JC – Without PSA and the Set Registry I think collecting would be in the dinosaur age. PSA grading cards brought about a commonality of supply and quality, and the Registry has allowed collectors to show their accomplishments so we can all see what amazing sets have been built. It challenges
PSA – You are currently participating in 720 different collectors to see what they can accomplish. One reason I am Registry sets, some more intensely than others. But your so diverse with more than 700 sets is that I like building sets interests are exceptionally broad with company sets, player that aren’t necessarily popular. They might be attractive to sets and specialty sets. You truly are a card collector. me for personal reasons, but perhaps aren’t as popular
JC – If I look back to when I started getting cards graded, I came into that aspect of the hobby very late considering how many cards I already owned. But when I began the
grading aspect, I tried to build complete sets of particular players. For example, having grown up in Hamilton, New York where Colgate is, I collected Marv Hubbard and Mark Van
Eeghan who both played for the Raiders. I watched them play in college and met them a few times, and they were guys I enjoyed following on television because of their local connection. So one of the first things I did was try to collect those guys, as well as Pete Rose who I mentioned earlier. I eventually drifted away from player sets, but they were the
basis of my PSA collecting career. If you look at my sets you will see I am very deep into sets for Carmelo Anthony, Adrian Dantley, Chris Mullin, John Stockton … I typically collect a lot of cards that aren’t really investment cards.
For example, I met NBA players Kevin Porter, Geoff Petrie and Syracuse University coach Jim Boeheim when I attended youth summer basketball camps as a teenager. Years later I was able to start PSA player and coach sets for them and complete those sets. I attended college at Northeastern University in Boston with Reggie Lewis and later requested and then completed his player card set. This is one of my favorite parts of collecting cards. A collector doesn’t have to collect only superstars or rookie cards. It can be enjoyable to collect cards of players with whom you share a local or personal affinity. I really enjoy collecting larger player sets and seeing the variety of cards issued for a particular player over the years. That is easy for players of the 1960s and ’70s because they primarily had one card each year. Maybe two or three if they had an All-Star card LeBron James set which would attract a lot of people.

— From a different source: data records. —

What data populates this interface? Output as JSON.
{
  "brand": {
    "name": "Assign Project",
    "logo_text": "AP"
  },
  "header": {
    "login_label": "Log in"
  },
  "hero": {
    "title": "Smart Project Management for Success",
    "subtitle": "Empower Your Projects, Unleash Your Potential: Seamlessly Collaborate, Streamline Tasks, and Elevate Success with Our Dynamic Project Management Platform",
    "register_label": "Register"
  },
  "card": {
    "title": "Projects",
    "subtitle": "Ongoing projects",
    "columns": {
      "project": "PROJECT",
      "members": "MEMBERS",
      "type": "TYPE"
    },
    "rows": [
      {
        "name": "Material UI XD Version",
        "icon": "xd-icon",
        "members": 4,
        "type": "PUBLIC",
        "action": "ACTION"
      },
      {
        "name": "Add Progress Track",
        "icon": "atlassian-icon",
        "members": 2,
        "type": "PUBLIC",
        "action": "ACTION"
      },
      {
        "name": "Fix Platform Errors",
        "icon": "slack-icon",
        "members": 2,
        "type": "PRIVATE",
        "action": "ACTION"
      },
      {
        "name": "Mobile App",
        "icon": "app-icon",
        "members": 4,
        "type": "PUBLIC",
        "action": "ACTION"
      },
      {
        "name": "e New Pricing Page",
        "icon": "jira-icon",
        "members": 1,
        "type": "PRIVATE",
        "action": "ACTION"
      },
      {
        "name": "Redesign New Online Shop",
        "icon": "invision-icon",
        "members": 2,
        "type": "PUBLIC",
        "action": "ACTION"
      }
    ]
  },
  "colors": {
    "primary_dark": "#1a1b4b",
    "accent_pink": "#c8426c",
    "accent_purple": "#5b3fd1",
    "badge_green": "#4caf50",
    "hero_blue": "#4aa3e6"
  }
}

The other thing that is fascinating to me is the difference in old cards. For example, the NBA 75th Anniversary set includes the George Mikan card, which is kind of like the Honus Wagner of basketball collecting. Over the years PSA has graded around 12,000 1948 Bowman basketball cards, and there are only 386 graded George Mikan cards.
Now look at the 2013 Panini Prizm Giannis Antetokounmpo card, of which there are currently 2,768 PSA 1 Os. I am increasingly looking toward the older sets because there
is only so much supply. Again, there are only 1,069 Bill Russell rookies that have been graded by PSA, and only 547 are PSA 5 or better. Compare that to 2,200 Topps Chrome
Le Bron James PSA 1 Os, and that is only one of probably 400 different rookies cards that were issued for him. I find it all fascinating, and enjoy discovering what I believe to be real
values for iconic players in those old sets, such as Cousy, Mikan, Russell, Chamberlain, etc.
PSA – We’ve discussed the 720 sets you are participating in, but the NBA 75th Anniversary set is one that you made a significant push towards. What about that set really drew your attention?
JC – It was the breadth of the different eras and the enjoyment I get in comparing them. The 75th Anniversary set only requires one card from the ’48 Bowman set, six cards from the ’57 Topps set, and so on. There are only 28 post-1988 cards, which is still 34 years ago. I am pleased that I was able to obtain a PSA 10 for all of those players after 1988. But those earlier cards, and the idea of looking for a Russell or Chamberlain, is really fascinating to me.